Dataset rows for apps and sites
==============================

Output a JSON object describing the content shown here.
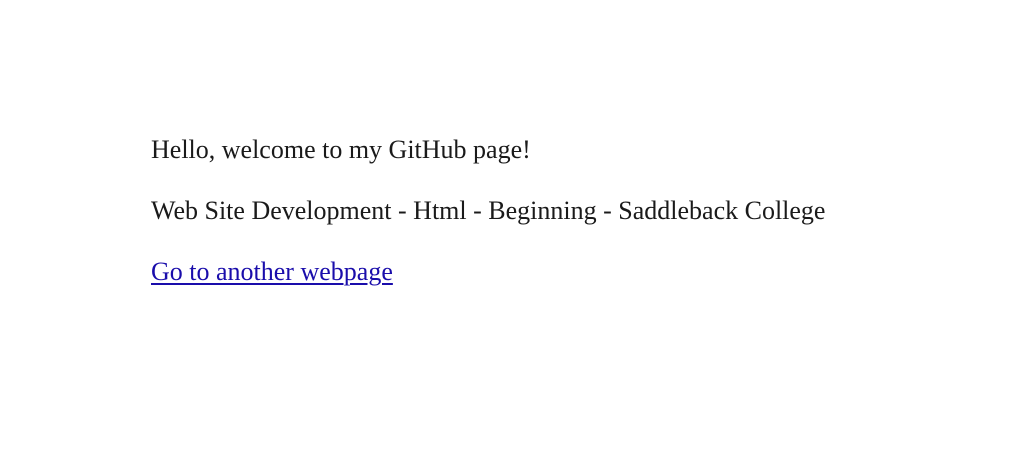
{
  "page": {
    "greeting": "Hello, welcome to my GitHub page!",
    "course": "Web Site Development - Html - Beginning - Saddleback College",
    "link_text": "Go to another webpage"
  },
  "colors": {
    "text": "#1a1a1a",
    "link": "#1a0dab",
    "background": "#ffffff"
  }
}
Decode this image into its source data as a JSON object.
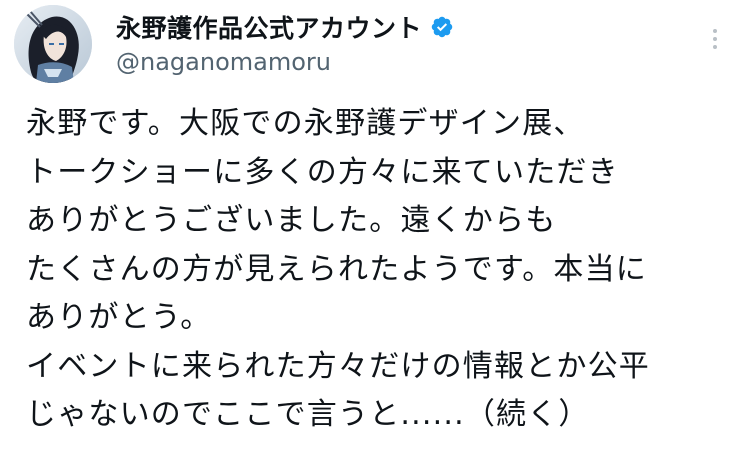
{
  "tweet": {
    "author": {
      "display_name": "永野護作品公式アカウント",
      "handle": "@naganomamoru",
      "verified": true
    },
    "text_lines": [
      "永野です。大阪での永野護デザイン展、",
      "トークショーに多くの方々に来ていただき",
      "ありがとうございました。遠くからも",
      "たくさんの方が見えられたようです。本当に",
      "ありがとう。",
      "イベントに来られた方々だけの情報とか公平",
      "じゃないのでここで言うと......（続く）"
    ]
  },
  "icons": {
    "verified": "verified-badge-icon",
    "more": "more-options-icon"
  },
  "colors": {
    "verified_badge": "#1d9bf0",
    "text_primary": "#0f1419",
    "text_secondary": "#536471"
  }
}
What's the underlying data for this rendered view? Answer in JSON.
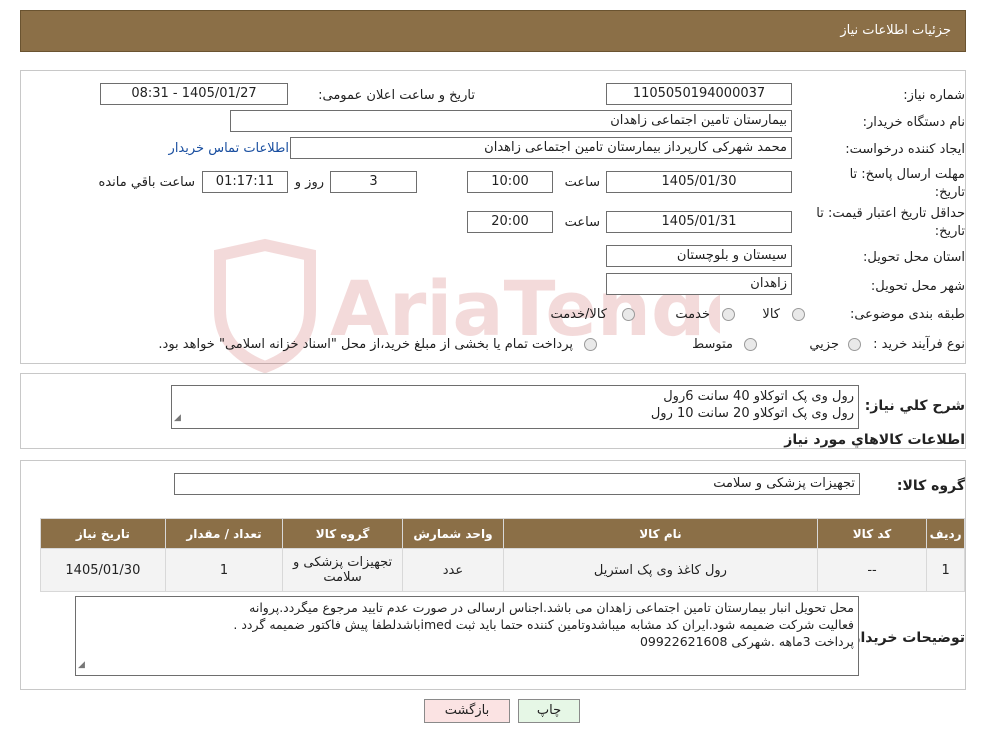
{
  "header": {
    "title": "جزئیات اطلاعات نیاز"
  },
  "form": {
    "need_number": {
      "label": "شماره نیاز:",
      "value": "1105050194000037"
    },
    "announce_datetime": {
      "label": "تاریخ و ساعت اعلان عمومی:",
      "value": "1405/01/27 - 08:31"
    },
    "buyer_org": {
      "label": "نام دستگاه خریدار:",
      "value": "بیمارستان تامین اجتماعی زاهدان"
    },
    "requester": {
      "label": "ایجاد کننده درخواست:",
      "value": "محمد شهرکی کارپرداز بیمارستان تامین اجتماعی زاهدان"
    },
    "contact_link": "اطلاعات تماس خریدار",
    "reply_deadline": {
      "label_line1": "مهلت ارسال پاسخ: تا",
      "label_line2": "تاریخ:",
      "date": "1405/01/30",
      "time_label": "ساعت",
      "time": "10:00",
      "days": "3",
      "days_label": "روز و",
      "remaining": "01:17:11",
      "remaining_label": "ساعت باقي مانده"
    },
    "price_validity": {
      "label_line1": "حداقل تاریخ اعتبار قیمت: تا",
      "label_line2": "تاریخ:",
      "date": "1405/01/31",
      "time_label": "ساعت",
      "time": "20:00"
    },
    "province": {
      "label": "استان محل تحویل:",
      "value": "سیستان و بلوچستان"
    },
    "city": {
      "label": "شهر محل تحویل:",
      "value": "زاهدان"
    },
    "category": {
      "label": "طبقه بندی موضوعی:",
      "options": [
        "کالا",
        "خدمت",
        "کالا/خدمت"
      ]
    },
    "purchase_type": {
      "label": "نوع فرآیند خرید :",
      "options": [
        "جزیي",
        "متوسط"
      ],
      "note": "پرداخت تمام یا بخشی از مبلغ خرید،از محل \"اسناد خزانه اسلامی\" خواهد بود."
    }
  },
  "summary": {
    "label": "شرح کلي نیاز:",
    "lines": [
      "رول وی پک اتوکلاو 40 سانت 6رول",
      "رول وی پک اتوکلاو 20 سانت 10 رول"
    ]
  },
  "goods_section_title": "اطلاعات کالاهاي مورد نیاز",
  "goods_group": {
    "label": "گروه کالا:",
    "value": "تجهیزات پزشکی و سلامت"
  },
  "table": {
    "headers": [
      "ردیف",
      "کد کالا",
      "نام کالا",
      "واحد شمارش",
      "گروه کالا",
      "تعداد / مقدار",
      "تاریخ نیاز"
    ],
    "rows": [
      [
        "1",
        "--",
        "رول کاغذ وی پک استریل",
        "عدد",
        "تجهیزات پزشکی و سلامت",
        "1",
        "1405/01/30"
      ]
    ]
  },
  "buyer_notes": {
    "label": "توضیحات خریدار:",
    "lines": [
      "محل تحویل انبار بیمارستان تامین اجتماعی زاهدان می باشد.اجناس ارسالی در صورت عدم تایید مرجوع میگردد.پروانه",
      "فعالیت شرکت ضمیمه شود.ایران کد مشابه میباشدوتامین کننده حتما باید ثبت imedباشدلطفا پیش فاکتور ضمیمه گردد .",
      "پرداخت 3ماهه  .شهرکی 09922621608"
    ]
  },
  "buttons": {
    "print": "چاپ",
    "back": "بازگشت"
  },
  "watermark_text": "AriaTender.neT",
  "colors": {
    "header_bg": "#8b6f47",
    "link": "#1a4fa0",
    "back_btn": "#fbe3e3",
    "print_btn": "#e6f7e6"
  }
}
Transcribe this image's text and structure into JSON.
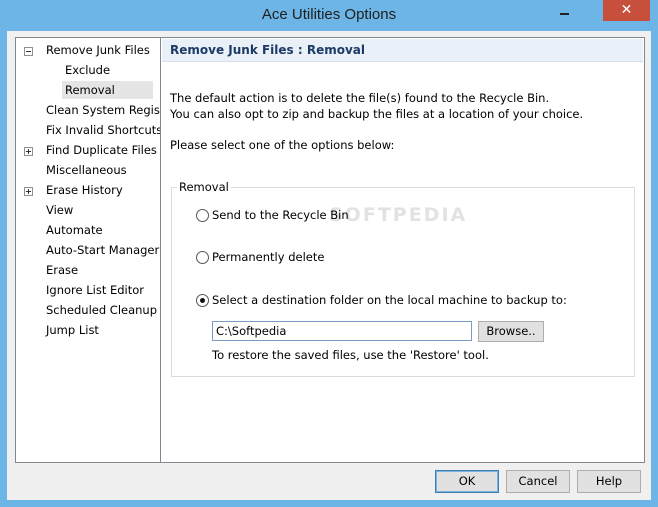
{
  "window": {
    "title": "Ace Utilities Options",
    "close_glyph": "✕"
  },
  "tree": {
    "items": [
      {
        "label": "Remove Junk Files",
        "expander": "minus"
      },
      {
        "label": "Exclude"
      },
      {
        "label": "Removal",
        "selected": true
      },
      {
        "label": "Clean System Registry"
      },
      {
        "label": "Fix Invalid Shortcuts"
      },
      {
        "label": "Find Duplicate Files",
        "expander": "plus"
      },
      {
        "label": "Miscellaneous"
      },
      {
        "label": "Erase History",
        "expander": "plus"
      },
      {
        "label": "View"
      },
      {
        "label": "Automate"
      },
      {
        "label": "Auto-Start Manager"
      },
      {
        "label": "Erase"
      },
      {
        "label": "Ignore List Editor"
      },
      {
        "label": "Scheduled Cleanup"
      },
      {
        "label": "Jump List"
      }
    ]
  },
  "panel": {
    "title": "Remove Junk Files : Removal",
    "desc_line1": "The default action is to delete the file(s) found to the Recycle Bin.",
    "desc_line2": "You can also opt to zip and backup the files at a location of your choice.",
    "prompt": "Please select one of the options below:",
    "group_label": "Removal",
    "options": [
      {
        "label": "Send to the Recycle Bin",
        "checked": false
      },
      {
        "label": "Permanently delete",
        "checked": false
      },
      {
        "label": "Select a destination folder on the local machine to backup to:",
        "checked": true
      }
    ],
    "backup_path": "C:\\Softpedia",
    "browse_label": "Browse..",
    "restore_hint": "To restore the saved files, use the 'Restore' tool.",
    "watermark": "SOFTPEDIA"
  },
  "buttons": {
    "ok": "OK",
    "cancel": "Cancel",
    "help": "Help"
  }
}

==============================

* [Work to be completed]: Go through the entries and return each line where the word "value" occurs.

* [Response to this exercise]:
      "value": "1105050194000037"
      "value": "1405/01/27 - 08:31"
      "value": "بیمارستان تامین اجتماعی زاهدان"
      "value": "محمد شهرکی کارپرداز بیمارستان تامین اجتماعی زاهدان"
      "value": "سیستان و بلوچستان"
      "value": "زاهدان"
    "value": "تجهیزات پزشکی و سلامت"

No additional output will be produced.